_What you should do_
When a line of the entries contains the word "text", report that line.

_Excerpted records_

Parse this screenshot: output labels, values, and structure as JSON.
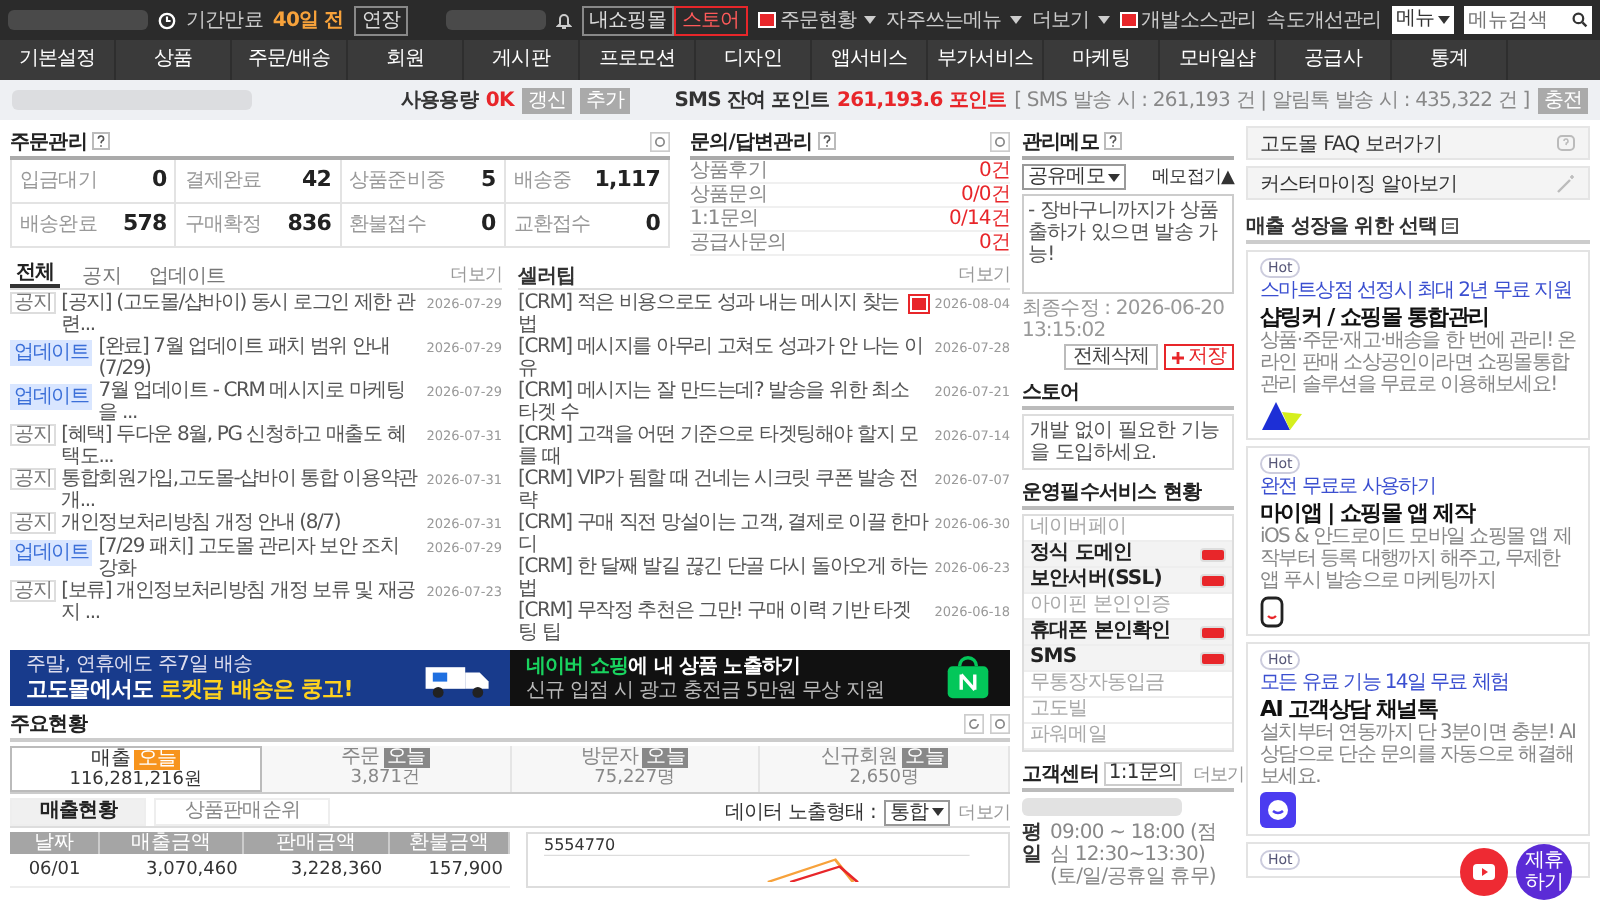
{
  "topbar": {
    "expiry_label": "기간만료",
    "expiry_days": "40일 전",
    "extend_button": "연장",
    "mall_button": "내쇼핑몰",
    "store_button": "스토어",
    "links": [
      {
        "label": "주문현황",
        "red_icon": true,
        "dropdown": true
      },
      {
        "label": "자주쓰는메뉴",
        "red_icon": false,
        "dropdown": true
      },
      {
        "label": "더보기",
        "red_icon": false,
        "dropdown": true
      },
      {
        "label": "개발소스관리",
        "red_icon": true,
        "dropdown": false
      },
      {
        "label": "속도개선관리",
        "red_icon": false,
        "dropdown": false
      }
    ],
    "menu_select": "메뉴",
    "search_placeholder": "메뉴검색"
  },
  "nav": [
    "기본설정",
    "상품",
    "주문/배송",
    "회원",
    "게시판",
    "프로모션",
    "디자인",
    "앱서비스",
    "부가서비스",
    "마케팅",
    "모바일샵",
    "공급사",
    "통계"
  ],
  "status_strip": {
    "usage_label": "사용용량",
    "usage_value": "0K",
    "usage_buttons": [
      "갱신",
      "추가"
    ],
    "sms_label": "SMS 잔여 포인트",
    "sms_value": "261,193.6 포인트",
    "sms_detail": "[ SMS 발송 시 : 261,193 건 | 알림톡 발송 시 : 435,322 건 ]",
    "charge_button": "충전"
  },
  "orders": {
    "title": "주문관리",
    "cells": [
      {
        "label": "입금대기",
        "value": "0"
      },
      {
        "label": "결제완료",
        "value": "42"
      },
      {
        "label": "상품준비중",
        "value": "5"
      },
      {
        "label": "배송중",
        "value": "1,117"
      },
      {
        "label": "배송완료",
        "value": "578"
      },
      {
        "label": "구매확정",
        "value": "836"
      },
      {
        "label": "환불접수",
        "value": "0"
      },
      {
        "label": "교환접수",
        "value": "0"
      }
    ]
  },
  "inquiries": {
    "title": "문의/답변관리",
    "rows": [
      {
        "label": "상품후기",
        "value": "0건"
      },
      {
        "label": "상품문의",
        "value": "0/0건"
      },
      {
        "label": "1:1문의",
        "value": "0/14건"
      },
      {
        "label": "공급사문의",
        "value": "0건"
      }
    ]
  },
  "notices": {
    "tabs": [
      {
        "label": "전체",
        "selected": true
      },
      {
        "label": "공지",
        "selected": false
      },
      {
        "label": "업데이트",
        "selected": false
      }
    ],
    "more": "더보기",
    "items": [
      {
        "kind": "notice",
        "tag": "공지",
        "title": "[공지] (고도몰/샵바이) 동시 로그인 제한 관련...",
        "date": "2026-07-29"
      },
      {
        "kind": "update",
        "tag": "업데이트",
        "title": "[완료] 7월 업데이트 패치 범위 안내 (7/29)",
        "date": "2026-07-29"
      },
      {
        "kind": "update",
        "tag": "업데이트",
        "title": "7월 업데이트 - CRM 메시지로 마케팅을 ...",
        "date": "2026-07-29"
      },
      {
        "kind": "notice",
        "tag": "공지",
        "title": "[혜택] 두다운 8월, PG 신청하고 매출도 혜택도...",
        "date": "2026-07-31"
      },
      {
        "kind": "notice",
        "tag": "공지",
        "title": "통합회원가입,고도몰-샵바이 통합 이용약관 개...",
        "date": "2026-07-31"
      },
      {
        "kind": "notice",
        "tag": "공지",
        "title": "개인정보처리방침 개정 안내 (8/7)",
        "date": "2026-07-31"
      },
      {
        "kind": "update",
        "tag": "업데이트",
        "title": "[7/29 패치] 고도몰 관리자 보안 조치 강화",
        "date": "2026-07-29"
      },
      {
        "kind": "notice",
        "tag": "공지",
        "title": "[보류] 개인정보처리방침 개정 보류 및 재공지 ...",
        "date": "2026-07-23"
      }
    ]
  },
  "tips": {
    "title": "셀러팁",
    "more": "더보기",
    "items": [
      {
        "title": "[CRM] 적은 비용으로도 성과 내는 메시지 찾는 법",
        "date": "2026-08-04",
        "new": true
      },
      {
        "title": "[CRM] 메시지를 아무리 고쳐도 성과가 안 나는 이유",
        "date": "2026-07-28",
        "new": false
      },
      {
        "title": "[CRM] 메시지는 잘 만드는데? 발송을 위한 최소 타겟 수",
        "date": "2026-07-21",
        "new": false
      },
      {
        "title": "[CRM] 고객을 어떤 기준으로 타겟팅해야 할지 모를 때",
        "date": "2026-07-14",
        "new": false
      },
      {
        "title": "[CRM] VIP가 됨할 때 건네는 시크릿 쿠폰 발송 전략",
        "date": "2026-07-07",
        "new": false
      },
      {
        "title": "[CRM] 구매 직전 망설이는 고객, 결제로 이끌 한마디",
        "date": "2026-06-30",
        "new": false
      },
      {
        "title": "[CRM] 한 달째 발길 끊긴 단골 다시 돌아오게 하는 법",
        "date": "2026-06-23",
        "new": false
      },
      {
        "title": "[CRM] 무작정 추천은 그만! 구매 이력 기반 타겟팅 팁",
        "date": "2026-06-18",
        "new": false
      }
    ]
  },
  "banners": [
    {
      "kind": "delivery",
      "line1": "주말, 연휴에도 주7일 배송",
      "title_plain": "고도몰에서도",
      "title_highlight": "로켓급 배송은 쿵고!"
    },
    {
      "kind": "naver",
      "title_highlight": "네이버 쇼핑",
      "title_plain": "에 내 상품 노출하기",
      "line2": "신규 입점 시 광고 충전금 5만원 무상 지원"
    }
  ],
  "summary": {
    "title": "주요현황",
    "stats": [
      {
        "label": "매출",
        "badge": "오늘",
        "value": "116,281,216원",
        "selected": true
      },
      {
        "label": "주문",
        "badge": "오늘",
        "value": "3,871건",
        "selected": false
      },
      {
        "label": "방문자",
        "badge": "오늘",
        "value": "75,227명",
        "selected": false
      },
      {
        "label": "신규회원",
        "badge": "오늘",
        "value": "2,650명",
        "selected": false
      }
    ],
    "tabs": [
      {
        "label": "매출현황",
        "selected": true
      },
      {
        "label": "상품판매순위",
        "selected": false
      }
    ],
    "display_label": "데이터 노출형태 :",
    "display_select": "통합",
    "more": "더보기",
    "table": {
      "columns": [
        "날짜",
        "매출금액",
        "판매금액",
        "환불금액"
      ],
      "rows": [
        [
          "06/01",
          "3,070,460",
          "3,228,360",
          "157,900"
        ]
      ]
    },
    "chart_label": "5554770"
  },
  "memo": {
    "title": "관리메모",
    "share_select": "공유메모",
    "collapse": "메모접기▲",
    "text": "- 장바구니까지가 상품출하가 있으면 발송 가능!",
    "updated": "최종수정 : 2026-06-20 13:15:02",
    "delete_button": "전체삭제",
    "save_button": "저장"
  },
  "store": {
    "title": "스토어",
    "text": "개발 없이 필요한 기능을 도입하세요."
  },
  "services": {
    "title": "운영필수서비스 현황",
    "items": [
      {
        "label": "네이버페이",
        "on": false
      },
      {
        "label": "정식 도메인",
        "on": true
      },
      {
        "label": "보안서버(SSL)",
        "on": true
      },
      {
        "label": "아이핀 본인인증",
        "on": false
      },
      {
        "label": "휴대폰 본인확인",
        "on": true
      },
      {
        "label": "SMS",
        "on": true
      },
      {
        "label": "무통장자동입금",
        "on": false
      },
      {
        "label": "고도빌",
        "on": false
      },
      {
        "label": "파워메일",
        "on": false
      }
    ]
  },
  "support": {
    "title": "고객센터",
    "badge": "1:1문의",
    "more": "더보기",
    "hours_label": "평일",
    "hours": "09:00 ~ 18:00 (점심 12:30~13:30)",
    "closed": "(토/일/공휴일 휴무)"
  },
  "side_links": [
    {
      "kind": "faq",
      "label": "고도몰 FAQ 보러가기"
    },
    {
      "kind": "custom",
      "label": "커스터마이징 알아보기"
    }
  ],
  "promo": {
    "title": "매출 성장을 위한 선택",
    "cards": [
      {
        "kind": "shoplinker",
        "badge": "Hot",
        "subtitle": "스마트상점 선정시 최대 2년 무료 지원",
        "title": "샵링커 / 쇼핑몰 통합관리",
        "text": "상품·주문·재고·배송을 한 번에 관리! 온라인 판매 소상공인이라면 쇼핑몰통합관리 솔루션을 무료로 이용해보세요!"
      },
      {
        "kind": "myapp",
        "badge": "Hot",
        "subtitle": "완전 무료로 사용하기",
        "title": "마이앱 | 쇼핑몰 앱 제작",
        "text": "iOS & 안드로이드 모바일 쇼핑몰 앱 제작부터 등록 대행까지 해주고, 무제한 앱 푸시 발송으로 마케팅까지"
      },
      {
        "kind": "channeltalk",
        "badge": "Hot",
        "subtitle": "모든 유료 기능 14일 무료 체험",
        "title": "AI 고객상담 채널톡",
        "text": "설치부터 연동까지 단 3분이면 충분! AI 상담으로 단순 문의를 자동으로 해결해 보세요."
      },
      {
        "kind": "more",
        "badge": "Hot"
      }
    ]
  },
  "floating": {
    "action_label": "제휴하기"
  }
}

_Answer to the problem_
    "text": "- 장바구니까지가 상품출하가 있으면 발송 가능!",
    "text": "개발 없이 필요한 기능을 도입하세요."
        "text": "상품·주문·재고·배송을 한 번에 관리! 온라인 판매 소상공인이라면 쇼핑몰통합관리 솔루션을 무료로 이용해보세요!"
        "text": "iOS & 안드로이드 모바일 쇼핑몰 앱 제작부터 등록 대행까지 해주고, 무제한 앱 푸시 발송으로 마케팅까지"
        "text": "설치부터 연동까지 단 3분이면 충분! AI 상담으로 단순 문의를 자동으로 해결해 보세요."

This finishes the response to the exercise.